These were the three main stories of this Ashes series. The complete story is here:



Highest Impact Players of the Series: Mitchell Johnson, Brad Haddin, Ryan Harris, Ben Stokes and Stuart Broad

Highest Impact Batsmen of the Series: Brad Haddin, David Warner, Chris Rogers, Michael Clarke and Shane Watson

Highest Impact Bowlers of the Series: Mitchell Johnson, Ryan Harris, Stuart Broad, Peter Siddle and Nathan Lyon

Highest Pressure Impact Batsmen of the Series: Brad Haddin, Ben Stokes, Ian Bell, Steven Smith and Michael Carberry

Chris Rogers eventually emerged as the third-highest impact batsman of the series but he had the lowest Batting Impact amongst all the Australian top/middle-order batsmen when the series was still open (in the first three matches of the series). He switched on as a batsman only when the pressure of the series result had already taken care of itself. Either that tells us of his inability to force the matter when really required or as Chris Rogers himself admitted, it may be due to the absence of Graeme Swann in the England bowling attack (Swann had earlier dismissed Rogers 7 times in Test cricket). Rogers eventually registered the highest impact batting performance of the series when he made 61 and 116 not out, the latter in a 4th innings chase in the 4th Test match at Melbourne. The highest batting impact performance when the series was still ‘open’ came from Brad Haddin in the 1st Test match at Gabba where he scored 94 & 53, the first one being a high Pressure Impact innings.

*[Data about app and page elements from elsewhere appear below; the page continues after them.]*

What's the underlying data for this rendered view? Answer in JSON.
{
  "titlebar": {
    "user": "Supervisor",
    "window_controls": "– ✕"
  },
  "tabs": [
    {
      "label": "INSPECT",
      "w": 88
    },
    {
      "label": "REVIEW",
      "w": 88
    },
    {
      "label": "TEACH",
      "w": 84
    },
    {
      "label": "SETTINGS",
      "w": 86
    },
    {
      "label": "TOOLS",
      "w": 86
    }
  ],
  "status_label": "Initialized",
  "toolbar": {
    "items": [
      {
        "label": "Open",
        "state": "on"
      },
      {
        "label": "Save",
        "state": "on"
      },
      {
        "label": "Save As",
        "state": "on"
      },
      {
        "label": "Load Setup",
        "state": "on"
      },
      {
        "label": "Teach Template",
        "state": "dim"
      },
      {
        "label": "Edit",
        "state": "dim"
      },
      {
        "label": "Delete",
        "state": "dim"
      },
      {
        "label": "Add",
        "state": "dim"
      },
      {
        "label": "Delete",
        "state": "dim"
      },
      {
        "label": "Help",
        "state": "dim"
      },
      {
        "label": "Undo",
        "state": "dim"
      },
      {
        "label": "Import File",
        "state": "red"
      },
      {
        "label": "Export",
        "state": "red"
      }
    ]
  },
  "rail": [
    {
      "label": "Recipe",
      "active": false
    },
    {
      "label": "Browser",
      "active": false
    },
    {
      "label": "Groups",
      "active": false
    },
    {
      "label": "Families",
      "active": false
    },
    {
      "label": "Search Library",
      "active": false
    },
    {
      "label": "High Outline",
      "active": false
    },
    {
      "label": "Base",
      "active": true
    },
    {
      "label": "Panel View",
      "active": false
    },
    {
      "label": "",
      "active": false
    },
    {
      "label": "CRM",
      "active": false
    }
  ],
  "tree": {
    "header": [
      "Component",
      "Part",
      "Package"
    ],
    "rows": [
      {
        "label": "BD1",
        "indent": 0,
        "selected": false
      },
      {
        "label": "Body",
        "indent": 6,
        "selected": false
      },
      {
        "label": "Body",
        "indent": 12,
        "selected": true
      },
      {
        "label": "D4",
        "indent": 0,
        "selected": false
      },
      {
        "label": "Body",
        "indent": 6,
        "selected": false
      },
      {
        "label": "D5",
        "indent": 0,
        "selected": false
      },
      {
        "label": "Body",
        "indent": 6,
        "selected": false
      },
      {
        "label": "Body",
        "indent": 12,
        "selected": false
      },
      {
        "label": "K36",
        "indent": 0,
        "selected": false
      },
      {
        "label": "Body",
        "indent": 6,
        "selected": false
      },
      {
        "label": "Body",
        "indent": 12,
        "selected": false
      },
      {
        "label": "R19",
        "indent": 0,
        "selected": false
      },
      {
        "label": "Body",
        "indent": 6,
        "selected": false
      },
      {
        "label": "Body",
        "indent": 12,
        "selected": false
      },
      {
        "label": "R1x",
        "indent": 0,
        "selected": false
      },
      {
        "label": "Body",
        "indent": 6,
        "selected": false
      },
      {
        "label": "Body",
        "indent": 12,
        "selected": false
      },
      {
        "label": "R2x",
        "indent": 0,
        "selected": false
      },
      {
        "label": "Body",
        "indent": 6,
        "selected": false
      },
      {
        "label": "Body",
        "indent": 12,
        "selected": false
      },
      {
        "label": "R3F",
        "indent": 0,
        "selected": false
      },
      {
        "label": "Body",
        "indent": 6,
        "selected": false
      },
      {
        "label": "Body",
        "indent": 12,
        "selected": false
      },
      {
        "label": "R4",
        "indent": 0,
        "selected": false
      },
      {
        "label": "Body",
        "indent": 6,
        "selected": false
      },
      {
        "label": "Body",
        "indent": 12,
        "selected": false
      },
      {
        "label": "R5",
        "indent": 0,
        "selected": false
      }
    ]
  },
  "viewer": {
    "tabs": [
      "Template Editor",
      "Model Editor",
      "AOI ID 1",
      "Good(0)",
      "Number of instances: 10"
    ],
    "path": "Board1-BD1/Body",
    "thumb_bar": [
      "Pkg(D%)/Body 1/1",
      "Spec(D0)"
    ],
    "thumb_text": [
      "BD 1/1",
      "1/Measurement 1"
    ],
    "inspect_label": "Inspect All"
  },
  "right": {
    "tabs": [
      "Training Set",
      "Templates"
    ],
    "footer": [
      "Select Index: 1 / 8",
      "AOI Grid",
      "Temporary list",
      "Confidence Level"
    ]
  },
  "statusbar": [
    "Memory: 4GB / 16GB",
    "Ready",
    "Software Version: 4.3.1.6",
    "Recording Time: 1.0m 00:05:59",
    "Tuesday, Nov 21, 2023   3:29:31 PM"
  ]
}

Australia’s bowling stranglehold over the English batsmen in the series is evident from the fact that all the three highest Economy Impact bowlers (Ryan Harris, Peter Siddle and Mitchell Johnson) in the series were from Australia and that all the Australian bowlers managed to register an Economy Impact as compared to only two bowlers from England (Stuart Broad and James Anderson).

With his 19 wicket haul in the series, Nathan Lyon marked his place as Australia’s number one spinner in their current Test setup. In fact, since Shane Warne’s retirement Nathan Lyon has emerged as the highest impact Australian spinner amongst all the spinning options that they have tried out and the fourth-highest impact Australian bowler in the mentioned time-frame after Harris, Hilfenhaus and Johnson.

England’s only bright spot in the series was the performance of Ben Stokes who made his debut in this series. He was the only English player to register an all-round impact in the series (Both Batting and Bowling Impact over 1) and more importantly showed his ability to play under considerable pressure (he was England’s highest Pressure Impact batsman).

Michael Carberry had a bizarre series for England, he crossed 40 four times in the series and twice crossed 30 but failed to go on and score a big innings. He got the starts but was unable to build on it, a fact which is borne out by his New Ball Impact (ability to hold off the new ball) which was the joint-highest of the series along with David Warner. In spite of him being unable to influence the English batting fortunes in the series, he should be given at least one more shot at the top of the order for his ability to absorb pressure and to see-off the new ball. It will be interesting to see whether the English selectors back him or not.

Highest Batting Impact performance of the series: Chris Rogers (61 & 116, 4th Test)

Highest Bowling Impact performance of the series: Ryan Harris (3-36 and 5-25, 5th Test)

Players who failed in this series: Joe Root, George Bailey, Alastair Cook, Ian Bell, Kevin Pietersen and Matt Prior